Some of the most expensive vinyl records ever sold have been unveiled – and some are worth more than the average UK house.
These include rare gems from The Beatles, Elvis Presley, and even Wu-Tang Clan.
But even more recent releases from bands like Pink Floyd and Fleetwood Mac can be worth hundreds of dollars, with albums from solo acts like David Bowie and Kate Bush also worth a small fortune.
About 4.3 million LPs were sold in the UK in 2019. Vinyl albums now account for one in eight albums purchased in this country both digitally and physically – so there may be something really valuable hidden in that old collection stored in the attic.
The money team from NetvoucherCodes.co.uk has researched and revealed that some records cost more than the UK average home price – including rare gems from The Beatles, Elvis Presley and even Wu-Tang Clan.
Collecting records is a popular hobby in the UK and can be very lucrative. Just a few months ago, one lucky English collector paid £ 100,000 for one of two well-known copies of Frankie Wilson’s “Do I Love You”.
The most expensive record ever sold is Wu-Tang Clan’s 2015 album “Once Upon a Time in Shaolin”. It was bought by Martin Shkreli, head of Turing Pharmaceuticals, and comes with a contract stating that the buyer may not attempt to sell or make money off the record for 100 years.
A spokesperson for NetVoucherCodes.co.uk said: “Music technology is more advanced than ever before, but many would agree that nothing sounds better than vinyl.

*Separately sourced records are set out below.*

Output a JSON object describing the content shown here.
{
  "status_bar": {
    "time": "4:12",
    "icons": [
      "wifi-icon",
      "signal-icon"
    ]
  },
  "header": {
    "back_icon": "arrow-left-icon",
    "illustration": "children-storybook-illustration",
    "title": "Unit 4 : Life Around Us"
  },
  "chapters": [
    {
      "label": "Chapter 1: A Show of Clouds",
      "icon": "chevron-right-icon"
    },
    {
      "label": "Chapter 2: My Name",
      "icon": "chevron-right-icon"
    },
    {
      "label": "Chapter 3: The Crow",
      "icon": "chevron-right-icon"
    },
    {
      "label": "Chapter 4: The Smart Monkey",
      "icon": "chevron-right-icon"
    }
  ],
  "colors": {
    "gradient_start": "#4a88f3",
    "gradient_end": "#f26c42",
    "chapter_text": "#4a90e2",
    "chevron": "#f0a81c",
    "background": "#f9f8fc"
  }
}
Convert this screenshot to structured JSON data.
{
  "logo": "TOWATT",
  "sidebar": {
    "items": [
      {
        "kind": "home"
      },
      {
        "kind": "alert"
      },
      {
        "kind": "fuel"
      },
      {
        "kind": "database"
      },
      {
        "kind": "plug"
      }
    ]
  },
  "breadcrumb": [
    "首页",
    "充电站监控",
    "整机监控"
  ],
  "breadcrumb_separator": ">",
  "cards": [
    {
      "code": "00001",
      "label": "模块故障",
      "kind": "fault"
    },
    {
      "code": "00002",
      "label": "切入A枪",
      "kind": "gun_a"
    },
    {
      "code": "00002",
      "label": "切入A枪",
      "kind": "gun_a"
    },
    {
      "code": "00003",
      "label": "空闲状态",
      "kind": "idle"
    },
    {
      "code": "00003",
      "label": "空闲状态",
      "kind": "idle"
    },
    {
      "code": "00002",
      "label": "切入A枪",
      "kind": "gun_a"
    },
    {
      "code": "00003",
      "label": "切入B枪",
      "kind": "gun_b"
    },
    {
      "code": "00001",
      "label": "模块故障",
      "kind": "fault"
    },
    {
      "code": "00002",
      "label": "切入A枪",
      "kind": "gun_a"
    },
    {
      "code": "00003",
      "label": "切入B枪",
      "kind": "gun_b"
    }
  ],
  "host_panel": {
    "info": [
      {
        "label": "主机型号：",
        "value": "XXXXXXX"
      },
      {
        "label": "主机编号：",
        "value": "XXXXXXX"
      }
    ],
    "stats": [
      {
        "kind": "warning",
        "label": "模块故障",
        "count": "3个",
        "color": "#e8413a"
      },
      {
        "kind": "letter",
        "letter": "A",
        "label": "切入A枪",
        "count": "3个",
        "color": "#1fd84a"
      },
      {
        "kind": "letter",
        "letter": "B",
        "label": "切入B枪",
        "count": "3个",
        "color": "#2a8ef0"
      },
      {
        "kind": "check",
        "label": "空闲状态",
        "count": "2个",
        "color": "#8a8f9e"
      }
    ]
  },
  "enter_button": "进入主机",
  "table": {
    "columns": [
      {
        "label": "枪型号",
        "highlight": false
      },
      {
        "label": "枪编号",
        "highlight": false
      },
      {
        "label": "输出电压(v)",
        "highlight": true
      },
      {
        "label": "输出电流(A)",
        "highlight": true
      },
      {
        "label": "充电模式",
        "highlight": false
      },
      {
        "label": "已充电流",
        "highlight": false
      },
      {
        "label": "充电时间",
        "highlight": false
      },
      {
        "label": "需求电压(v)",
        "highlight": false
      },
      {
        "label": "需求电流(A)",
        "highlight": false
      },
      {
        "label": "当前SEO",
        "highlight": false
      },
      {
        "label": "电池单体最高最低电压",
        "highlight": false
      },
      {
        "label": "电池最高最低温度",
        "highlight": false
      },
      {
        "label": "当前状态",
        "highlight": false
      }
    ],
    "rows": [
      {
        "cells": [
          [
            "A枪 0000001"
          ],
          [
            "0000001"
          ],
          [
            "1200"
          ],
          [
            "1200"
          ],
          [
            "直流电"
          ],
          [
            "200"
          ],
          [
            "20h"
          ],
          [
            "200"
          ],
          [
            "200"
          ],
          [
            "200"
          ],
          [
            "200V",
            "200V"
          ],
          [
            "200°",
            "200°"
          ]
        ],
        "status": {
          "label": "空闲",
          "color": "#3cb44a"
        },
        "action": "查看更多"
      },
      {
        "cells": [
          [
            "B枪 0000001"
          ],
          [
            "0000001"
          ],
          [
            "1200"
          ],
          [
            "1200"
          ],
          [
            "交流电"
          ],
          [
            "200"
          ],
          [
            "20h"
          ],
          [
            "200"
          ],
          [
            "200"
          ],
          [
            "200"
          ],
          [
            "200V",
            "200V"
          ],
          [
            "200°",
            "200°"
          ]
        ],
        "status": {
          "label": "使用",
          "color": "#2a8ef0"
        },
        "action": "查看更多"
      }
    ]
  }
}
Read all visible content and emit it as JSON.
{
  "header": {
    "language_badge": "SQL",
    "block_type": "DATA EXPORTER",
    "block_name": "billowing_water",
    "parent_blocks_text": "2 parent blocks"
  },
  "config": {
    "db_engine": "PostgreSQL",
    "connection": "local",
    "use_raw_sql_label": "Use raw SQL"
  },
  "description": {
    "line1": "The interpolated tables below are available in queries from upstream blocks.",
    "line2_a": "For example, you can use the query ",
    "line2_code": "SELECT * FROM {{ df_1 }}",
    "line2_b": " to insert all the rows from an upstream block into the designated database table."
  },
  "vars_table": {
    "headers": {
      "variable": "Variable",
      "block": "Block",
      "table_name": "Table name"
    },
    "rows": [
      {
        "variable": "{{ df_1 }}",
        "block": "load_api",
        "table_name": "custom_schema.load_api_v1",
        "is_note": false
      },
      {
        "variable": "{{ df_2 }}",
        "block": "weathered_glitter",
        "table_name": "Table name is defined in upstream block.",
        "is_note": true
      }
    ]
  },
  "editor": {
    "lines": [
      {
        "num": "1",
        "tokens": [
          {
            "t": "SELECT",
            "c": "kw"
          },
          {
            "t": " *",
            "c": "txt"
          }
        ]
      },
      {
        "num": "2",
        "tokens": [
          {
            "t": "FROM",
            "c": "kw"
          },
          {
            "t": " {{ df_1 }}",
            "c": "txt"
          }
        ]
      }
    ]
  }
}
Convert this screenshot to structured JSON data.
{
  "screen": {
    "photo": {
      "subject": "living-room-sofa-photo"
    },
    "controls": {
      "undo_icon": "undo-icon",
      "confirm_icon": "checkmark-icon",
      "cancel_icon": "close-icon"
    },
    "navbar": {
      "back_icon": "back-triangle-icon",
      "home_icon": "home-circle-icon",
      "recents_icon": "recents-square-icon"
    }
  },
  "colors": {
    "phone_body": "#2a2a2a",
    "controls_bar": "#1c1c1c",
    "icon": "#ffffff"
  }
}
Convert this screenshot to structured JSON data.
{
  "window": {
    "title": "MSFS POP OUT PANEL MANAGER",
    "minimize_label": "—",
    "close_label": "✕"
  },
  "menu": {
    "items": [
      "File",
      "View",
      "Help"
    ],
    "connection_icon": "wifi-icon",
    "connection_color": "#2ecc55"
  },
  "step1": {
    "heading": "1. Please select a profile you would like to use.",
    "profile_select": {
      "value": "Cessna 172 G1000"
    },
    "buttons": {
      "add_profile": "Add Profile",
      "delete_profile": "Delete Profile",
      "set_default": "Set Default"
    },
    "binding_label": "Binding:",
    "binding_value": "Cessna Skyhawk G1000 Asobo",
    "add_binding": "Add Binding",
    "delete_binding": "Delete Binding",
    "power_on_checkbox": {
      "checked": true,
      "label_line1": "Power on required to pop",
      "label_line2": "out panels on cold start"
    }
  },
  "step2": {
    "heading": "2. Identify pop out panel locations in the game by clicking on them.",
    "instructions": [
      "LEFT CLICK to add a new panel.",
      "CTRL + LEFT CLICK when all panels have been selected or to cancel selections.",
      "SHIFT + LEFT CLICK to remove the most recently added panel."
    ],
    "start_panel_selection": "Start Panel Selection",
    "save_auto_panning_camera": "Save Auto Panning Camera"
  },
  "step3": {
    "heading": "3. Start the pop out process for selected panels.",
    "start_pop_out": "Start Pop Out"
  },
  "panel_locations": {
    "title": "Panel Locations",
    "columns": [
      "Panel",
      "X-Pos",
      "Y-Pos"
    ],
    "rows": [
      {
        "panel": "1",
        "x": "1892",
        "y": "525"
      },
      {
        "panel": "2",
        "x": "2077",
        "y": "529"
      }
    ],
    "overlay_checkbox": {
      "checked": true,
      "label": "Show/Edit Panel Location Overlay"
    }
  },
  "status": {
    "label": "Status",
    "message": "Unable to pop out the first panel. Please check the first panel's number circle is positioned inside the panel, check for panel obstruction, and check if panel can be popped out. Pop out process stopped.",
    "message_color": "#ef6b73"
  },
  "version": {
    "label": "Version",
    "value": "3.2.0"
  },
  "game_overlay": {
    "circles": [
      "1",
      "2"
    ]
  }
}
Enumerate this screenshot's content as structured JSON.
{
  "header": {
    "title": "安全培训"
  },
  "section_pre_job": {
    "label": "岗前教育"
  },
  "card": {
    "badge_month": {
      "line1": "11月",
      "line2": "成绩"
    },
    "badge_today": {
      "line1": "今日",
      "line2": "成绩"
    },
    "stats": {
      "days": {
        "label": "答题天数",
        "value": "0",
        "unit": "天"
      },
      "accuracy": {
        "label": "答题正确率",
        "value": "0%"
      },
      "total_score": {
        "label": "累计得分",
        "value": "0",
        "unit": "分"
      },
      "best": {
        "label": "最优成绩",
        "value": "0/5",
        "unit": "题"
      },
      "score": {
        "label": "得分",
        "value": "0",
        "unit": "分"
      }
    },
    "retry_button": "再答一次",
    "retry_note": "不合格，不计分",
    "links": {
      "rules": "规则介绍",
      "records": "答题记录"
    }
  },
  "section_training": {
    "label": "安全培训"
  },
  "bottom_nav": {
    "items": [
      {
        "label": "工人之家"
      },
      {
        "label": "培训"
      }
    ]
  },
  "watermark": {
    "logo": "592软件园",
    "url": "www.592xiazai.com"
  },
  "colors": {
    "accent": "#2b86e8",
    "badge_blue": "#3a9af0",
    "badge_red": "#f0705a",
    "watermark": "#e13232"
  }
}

“Records will never be as popular as they were in the 50s and 60s, but among some music fans it has become something of a collector’s hobby. Originals can fetch a pretty penny at auction, and as with most collectibles, the rarer the better. “
Here are some of the most expensive vinyl releases in the world:
1. Wu-Tang Clan – “Once upon a time in Shaolin”: £ 1.5 million
The most expensive record ever sold is this 2015 Wu-Tang Clan album, of which this is the only copy ever produced. The record comes with a contract stating that the purchaser may not attempt to sell or monetize the record for 100 years, although the owner may release the album for free if he wishes.
2. The Beatles – “White Album”: £ 620,000
For years, Beatles drummer Ringo Starr was known as the owner of the very first copy of the band’s 1968 double album of the same name, as the records were printed with sequential serial numbers and Starr’s copy bears the number ‘0000001’.
3. Elvis Presley – “My Happiness”: £ 226,000
Jack White of White Stripes, The Dead Weather and The Raconteurs bought Presley’s very first recording, “My Happiness”, at an auction in January 2015.
He used it to create a limited edition facsimile, which he released through Third Man Records, complete with all the pops and scratches and even a plain brown paper bag cover.
4. The Quarrymen – “That’ll Be the Day” / “Despite All the Danger”: £ 200,000
Only one copy of this record has been made, which is currently owned by Sir Paul McCartney. Record Collector magazine listed a target price of £ 200,000 in 2012. McCartney received a number of “reissues” in 1981 estimated to be worth over £ 10,000.
5. The Beatles – “Sgt. Pepper’s Lonely Hearts Club Band ”: £ 227,000
Any original 1967 pressing of Sgt. Pepper will get a decent price at auction, but if one signature can dramatically increase the value of a record, imagine what four can do. In the case of this fully signed copy sold at auction in 2013, the auctioneers were stunned when it eventually fetched a whopping £ 227,000.
6. Frankie Wilson – “Do I Love You (Indeed I)”: £ 100,000
One of two known copies of this Northern soul classic raised over £ 100,000 earlier this year. An English collector bought the seven-inch vinyl in August. It was recorded in 1965 and was intended to be released on Motown’s Soul imprint before it was withdrawn.
7. The Beatles – “Til There Was You”: £ 77,500
Described as ‘the record that The Beatles launched’, a 10-inch acetate of an early demo featuring the songs “Til There Way You” and b-side “Hello Little Girl” was sold to an unnamed buyer in Warrington in March 2016. The test disc bears the handwriting of Beatles manager Brian Epstein and was recorded on Pressed at 363 Oxford Street in London.